- _DESCRIPTION OF THE TASK_: Print the records below exactly, omitting all pictures.

- _SOURCE DATA_:
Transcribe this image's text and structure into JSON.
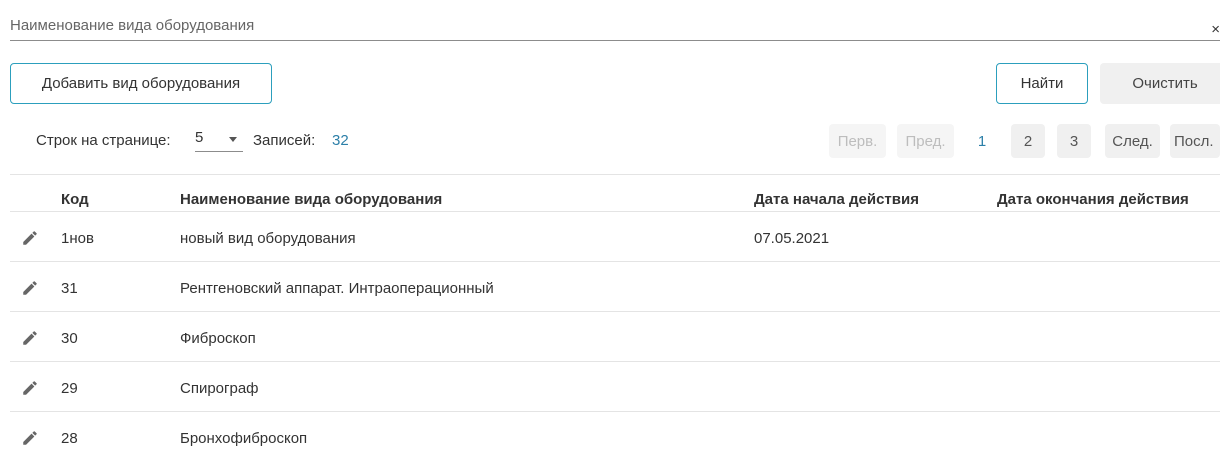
{
  "search": {
    "placeholder": "Наименование вида оборудования",
    "clear_glyph": "×"
  },
  "toolbar": {
    "add_label": "Добавить вид оборудования",
    "find_label": "Найти",
    "clear_label": "Очистить"
  },
  "pager": {
    "rows_label": "Строк на странице:",
    "rows_value": "5",
    "records_label": "Записей:",
    "records_count": "32",
    "first_label": "Перв.",
    "prev_label": "Пред.",
    "pages": [
      "1",
      "2",
      "3"
    ],
    "current_page": "1",
    "next_label": "След.",
    "last_label": "Посл."
  },
  "table": {
    "columns": {
      "code": "Код",
      "name": "Наименование вида оборудования",
      "start": "Дата начала действия",
      "end": "Дата окончания действия"
    },
    "rows": [
      {
        "code": "1нов",
        "name": "новый вид оборудования",
        "start": "07.05.2021",
        "end": ""
      },
      {
        "code": "31",
        "name": "Рентгеновский аппарат. Интраоперационный",
        "start": "",
        "end": ""
      },
      {
        "code": "30",
        "name": "Фиброскоп",
        "start": "",
        "end": ""
      },
      {
        "code": "29",
        "name": "Спирограф",
        "start": "",
        "end": ""
      },
      {
        "code": "28",
        "name": "Бронхофиброскоп",
        "start": "",
        "end": ""
      }
    ]
  },
  "icons": {
    "edit": "pencil-icon",
    "select_caret": "caret-down-icon",
    "clear": "close-icon"
  },
  "colors": {
    "accent": "#2c9fbd",
    "link": "#2c7fa8",
    "text": "#333333",
    "disabled": "#bdbdbd"
  }
}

- _ANSWER FOR THIS EXERCISE_:
Transcribe this image's text and structure into JSON.
{
  "search": {
    "placeholder": "Наименование вида оборудования",
    "clear_glyph": "×"
  },
  "toolbar": {
    "add_label": "Добавить вид оборудования",
    "find_label": "Найти",
    "clear_label": "Очистить"
  },
  "pager": {
    "rows_label": "Строк на странице:",
    "rows_value": "5",
    "records_label": "Записей:",
    "records_count": "32",
    "first_label": "Перв.",
    "prev_label": "Пред.",
    "pages": [
      "1",
      "2",
      "3"
    ],
    "current_page": "1",
    "next_label": "След.",
    "last_label": "Посл."
  },
  "table": {
    "columns": {
      "code": "Код",
      "name": "Наименование вида оборудования",
      "start": "Дата начала действия",
      "end": "Дата окончания действия"
    },
    "rows": [
      {
        "code": "1нов",
        "name": "новый вид оборудования",
        "start": "07.05.2021",
        "end": ""
      },
      {
        "code": "31",
        "name": "Рентгеновский аппарат. Интраоперационный",
        "start": "",
        "end": ""
      },
      {
        "code": "30",
        "name": "Фиброскоп",
        "start": "",
        "end": ""
      },
      {
        "code": "29",
        "name": "Спирограф",
        "start": "",
        "end": ""
      },
      {
        "code": "28",
        "name": "Бронхофиброскоп",
        "start": "",
        "end": ""
      }
    ]
  },
  "icons": {
    "edit": "pencil-icon",
    "select_caret": "caret-down-icon",
    "clear": "close-icon"
  },
  "colors": {
    "accent": "#2c9fbd",
    "link": "#2c7fa8",
    "text": "#333333",
    "disabled": "#bdbdbd"
  }
}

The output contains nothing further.